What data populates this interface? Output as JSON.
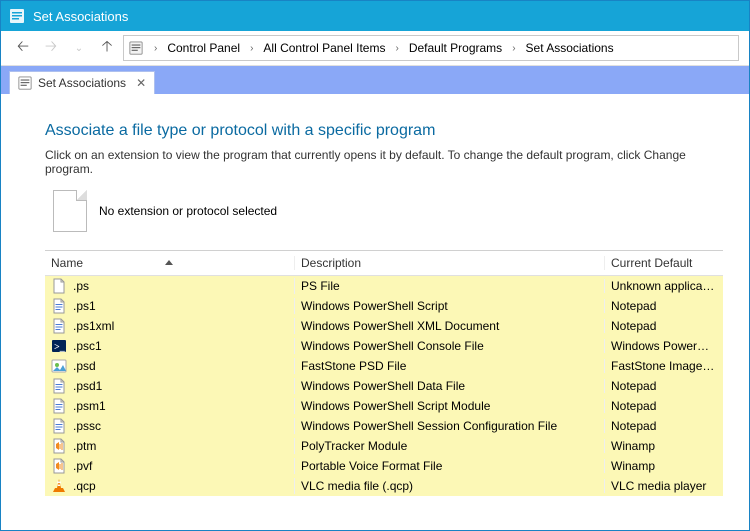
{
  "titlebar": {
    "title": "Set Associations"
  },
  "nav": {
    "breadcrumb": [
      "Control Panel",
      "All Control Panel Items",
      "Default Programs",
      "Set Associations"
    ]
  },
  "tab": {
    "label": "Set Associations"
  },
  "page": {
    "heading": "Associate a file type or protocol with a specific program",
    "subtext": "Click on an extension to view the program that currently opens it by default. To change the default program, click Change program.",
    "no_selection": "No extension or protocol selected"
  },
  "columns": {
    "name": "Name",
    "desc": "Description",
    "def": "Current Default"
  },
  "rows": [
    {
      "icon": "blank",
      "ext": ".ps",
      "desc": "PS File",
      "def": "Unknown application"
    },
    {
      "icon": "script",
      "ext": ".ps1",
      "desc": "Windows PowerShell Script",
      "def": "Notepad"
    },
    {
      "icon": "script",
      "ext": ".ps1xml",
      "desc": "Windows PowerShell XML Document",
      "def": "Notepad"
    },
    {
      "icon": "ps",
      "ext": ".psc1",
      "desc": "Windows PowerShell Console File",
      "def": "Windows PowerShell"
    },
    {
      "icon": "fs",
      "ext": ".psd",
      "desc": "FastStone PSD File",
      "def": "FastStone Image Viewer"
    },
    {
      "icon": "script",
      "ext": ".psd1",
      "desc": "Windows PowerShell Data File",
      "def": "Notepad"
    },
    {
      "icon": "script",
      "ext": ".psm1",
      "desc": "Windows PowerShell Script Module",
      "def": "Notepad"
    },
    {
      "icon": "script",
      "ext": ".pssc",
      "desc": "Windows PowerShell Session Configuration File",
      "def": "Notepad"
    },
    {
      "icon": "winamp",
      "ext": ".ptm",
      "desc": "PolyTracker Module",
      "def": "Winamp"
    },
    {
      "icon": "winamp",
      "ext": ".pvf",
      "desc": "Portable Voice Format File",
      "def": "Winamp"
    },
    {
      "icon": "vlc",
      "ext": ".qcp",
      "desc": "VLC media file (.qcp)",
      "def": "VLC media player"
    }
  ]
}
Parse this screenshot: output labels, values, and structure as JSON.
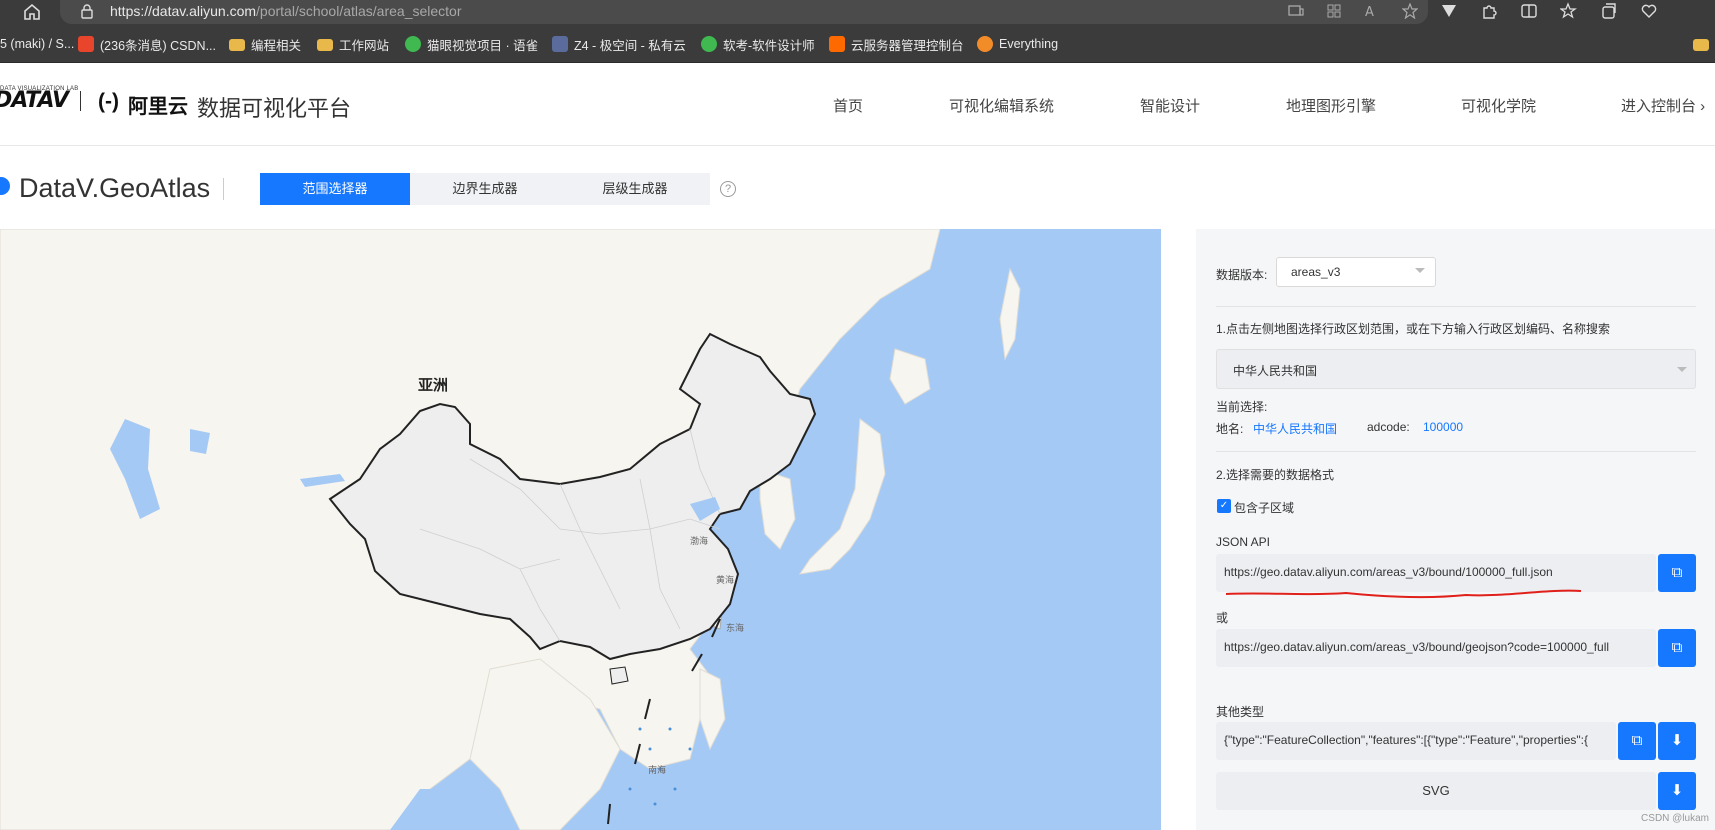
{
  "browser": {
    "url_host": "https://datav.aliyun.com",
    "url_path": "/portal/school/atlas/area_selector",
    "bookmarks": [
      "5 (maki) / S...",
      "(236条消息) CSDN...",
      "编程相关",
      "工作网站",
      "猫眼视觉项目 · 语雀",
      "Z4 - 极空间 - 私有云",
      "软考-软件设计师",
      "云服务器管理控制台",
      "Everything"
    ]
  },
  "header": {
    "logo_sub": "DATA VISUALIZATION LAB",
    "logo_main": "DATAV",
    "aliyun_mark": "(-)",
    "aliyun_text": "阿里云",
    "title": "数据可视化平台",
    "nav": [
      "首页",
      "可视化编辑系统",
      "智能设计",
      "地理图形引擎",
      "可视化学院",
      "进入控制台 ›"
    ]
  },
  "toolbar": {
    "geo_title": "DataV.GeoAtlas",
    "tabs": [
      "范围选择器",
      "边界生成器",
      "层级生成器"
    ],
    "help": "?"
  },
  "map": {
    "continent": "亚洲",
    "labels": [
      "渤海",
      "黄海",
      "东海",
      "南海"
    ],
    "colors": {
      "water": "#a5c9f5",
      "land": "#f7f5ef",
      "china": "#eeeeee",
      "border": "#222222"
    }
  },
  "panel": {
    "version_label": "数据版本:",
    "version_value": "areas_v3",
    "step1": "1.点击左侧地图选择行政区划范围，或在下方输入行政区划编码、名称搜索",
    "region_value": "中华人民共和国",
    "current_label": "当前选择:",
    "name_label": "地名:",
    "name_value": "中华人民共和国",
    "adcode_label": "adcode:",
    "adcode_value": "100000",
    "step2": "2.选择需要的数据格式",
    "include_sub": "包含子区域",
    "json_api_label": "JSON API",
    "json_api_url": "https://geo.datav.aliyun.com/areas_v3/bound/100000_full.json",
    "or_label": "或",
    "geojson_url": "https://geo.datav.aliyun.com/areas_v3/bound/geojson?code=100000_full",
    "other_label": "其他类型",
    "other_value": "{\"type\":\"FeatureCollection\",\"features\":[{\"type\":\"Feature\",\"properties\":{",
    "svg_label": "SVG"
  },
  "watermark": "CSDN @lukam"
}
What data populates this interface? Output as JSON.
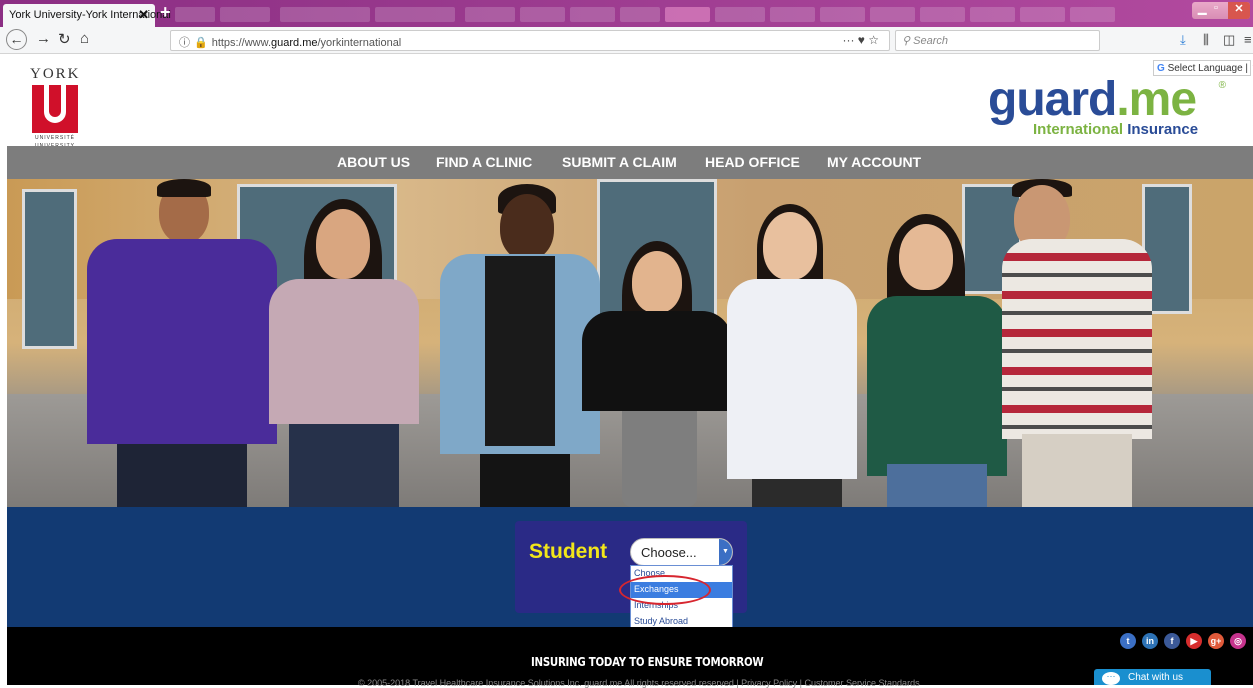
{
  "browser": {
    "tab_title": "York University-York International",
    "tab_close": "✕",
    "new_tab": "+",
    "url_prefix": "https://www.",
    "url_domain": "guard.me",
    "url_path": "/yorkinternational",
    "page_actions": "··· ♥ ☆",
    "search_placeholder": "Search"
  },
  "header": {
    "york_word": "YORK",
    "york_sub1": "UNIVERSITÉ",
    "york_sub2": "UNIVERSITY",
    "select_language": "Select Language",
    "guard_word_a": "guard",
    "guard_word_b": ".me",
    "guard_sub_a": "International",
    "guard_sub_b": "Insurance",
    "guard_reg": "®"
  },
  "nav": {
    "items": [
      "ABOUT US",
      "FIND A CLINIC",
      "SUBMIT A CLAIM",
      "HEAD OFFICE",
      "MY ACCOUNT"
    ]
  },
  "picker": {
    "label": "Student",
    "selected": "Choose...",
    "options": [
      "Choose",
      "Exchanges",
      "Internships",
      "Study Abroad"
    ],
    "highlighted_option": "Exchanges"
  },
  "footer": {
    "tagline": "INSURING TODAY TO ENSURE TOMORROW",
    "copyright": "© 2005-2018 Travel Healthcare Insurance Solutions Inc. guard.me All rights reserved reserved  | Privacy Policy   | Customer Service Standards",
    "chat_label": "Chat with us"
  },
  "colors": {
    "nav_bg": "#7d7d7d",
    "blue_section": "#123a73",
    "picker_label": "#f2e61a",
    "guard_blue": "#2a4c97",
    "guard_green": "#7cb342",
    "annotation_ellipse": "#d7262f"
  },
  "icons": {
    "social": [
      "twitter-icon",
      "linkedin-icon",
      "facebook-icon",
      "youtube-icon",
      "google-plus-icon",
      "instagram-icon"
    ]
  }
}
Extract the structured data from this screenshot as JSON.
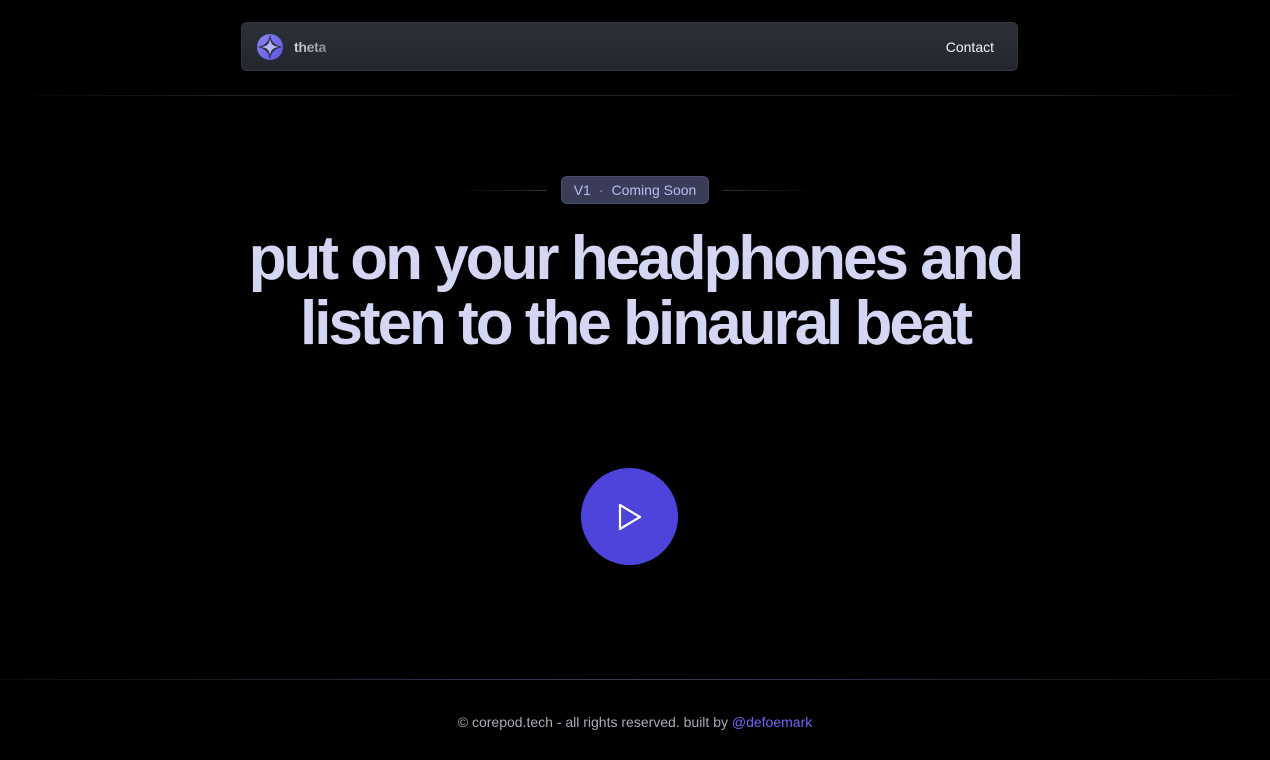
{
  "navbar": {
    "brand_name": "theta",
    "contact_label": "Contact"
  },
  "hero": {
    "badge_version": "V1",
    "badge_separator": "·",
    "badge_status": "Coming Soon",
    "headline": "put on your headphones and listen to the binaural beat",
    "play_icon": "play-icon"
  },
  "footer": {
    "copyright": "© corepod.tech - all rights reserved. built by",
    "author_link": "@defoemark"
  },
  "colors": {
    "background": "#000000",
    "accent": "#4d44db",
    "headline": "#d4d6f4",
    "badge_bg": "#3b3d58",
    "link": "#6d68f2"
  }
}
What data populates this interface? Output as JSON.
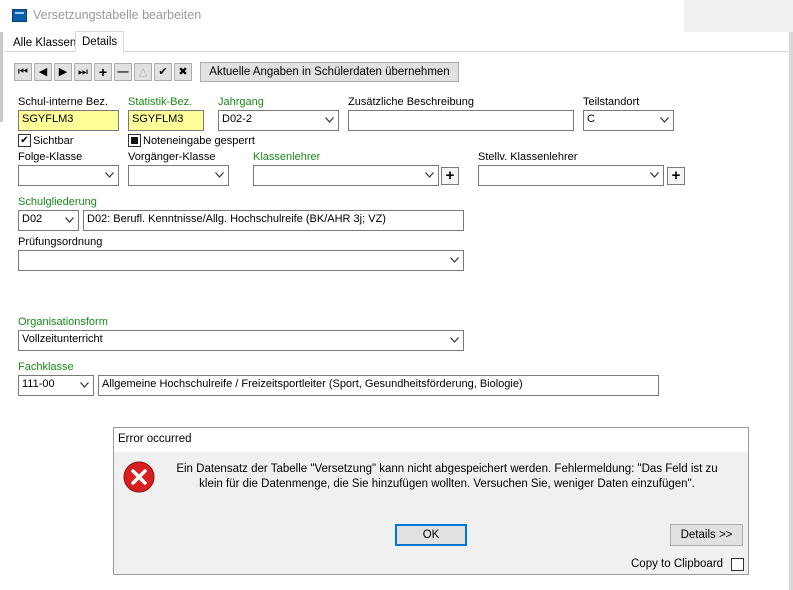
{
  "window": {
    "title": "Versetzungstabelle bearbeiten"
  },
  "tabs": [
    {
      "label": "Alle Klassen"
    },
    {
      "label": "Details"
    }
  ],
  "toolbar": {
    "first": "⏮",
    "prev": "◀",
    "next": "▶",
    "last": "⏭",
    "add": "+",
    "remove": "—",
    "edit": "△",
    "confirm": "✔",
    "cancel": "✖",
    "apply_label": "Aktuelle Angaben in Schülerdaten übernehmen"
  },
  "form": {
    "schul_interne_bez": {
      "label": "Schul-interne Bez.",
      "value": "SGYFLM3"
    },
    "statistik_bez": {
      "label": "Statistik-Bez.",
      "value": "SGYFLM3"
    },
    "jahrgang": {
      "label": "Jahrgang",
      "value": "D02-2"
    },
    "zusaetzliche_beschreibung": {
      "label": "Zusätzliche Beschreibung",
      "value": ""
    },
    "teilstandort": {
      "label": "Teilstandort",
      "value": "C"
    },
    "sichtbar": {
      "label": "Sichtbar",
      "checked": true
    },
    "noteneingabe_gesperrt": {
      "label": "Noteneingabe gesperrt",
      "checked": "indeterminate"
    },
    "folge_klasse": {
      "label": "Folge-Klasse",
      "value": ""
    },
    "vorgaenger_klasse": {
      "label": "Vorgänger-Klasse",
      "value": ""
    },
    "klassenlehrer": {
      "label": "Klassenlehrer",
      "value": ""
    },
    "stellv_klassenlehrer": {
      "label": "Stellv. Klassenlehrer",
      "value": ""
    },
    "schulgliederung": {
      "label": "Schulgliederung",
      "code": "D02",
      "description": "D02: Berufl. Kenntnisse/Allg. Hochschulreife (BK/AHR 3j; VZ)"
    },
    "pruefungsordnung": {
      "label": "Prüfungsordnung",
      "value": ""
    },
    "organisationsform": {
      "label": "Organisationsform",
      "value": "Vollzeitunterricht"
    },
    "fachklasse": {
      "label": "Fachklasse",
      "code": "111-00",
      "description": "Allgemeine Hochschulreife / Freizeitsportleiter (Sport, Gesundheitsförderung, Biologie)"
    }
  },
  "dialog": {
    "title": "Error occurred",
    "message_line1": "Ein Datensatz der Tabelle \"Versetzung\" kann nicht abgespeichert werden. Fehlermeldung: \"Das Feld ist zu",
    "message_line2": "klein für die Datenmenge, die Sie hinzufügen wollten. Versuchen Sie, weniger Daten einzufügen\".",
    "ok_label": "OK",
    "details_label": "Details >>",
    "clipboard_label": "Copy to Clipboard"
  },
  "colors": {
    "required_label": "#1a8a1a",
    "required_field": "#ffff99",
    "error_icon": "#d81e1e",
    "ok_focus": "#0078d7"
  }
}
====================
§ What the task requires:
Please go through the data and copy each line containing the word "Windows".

§ Your response:
      "desc": "Windows PowerShell Script",
      "desc": "Windows PowerShell XML Document",
      "desc": "Windows PowerShell Console File",
      "def": "Windows PowerShell"
      "desc": "Windows PowerShell Data File",
      "desc": "Windows PowerShell Script Module",
      "desc": "Windows PowerShell Session Configuration File",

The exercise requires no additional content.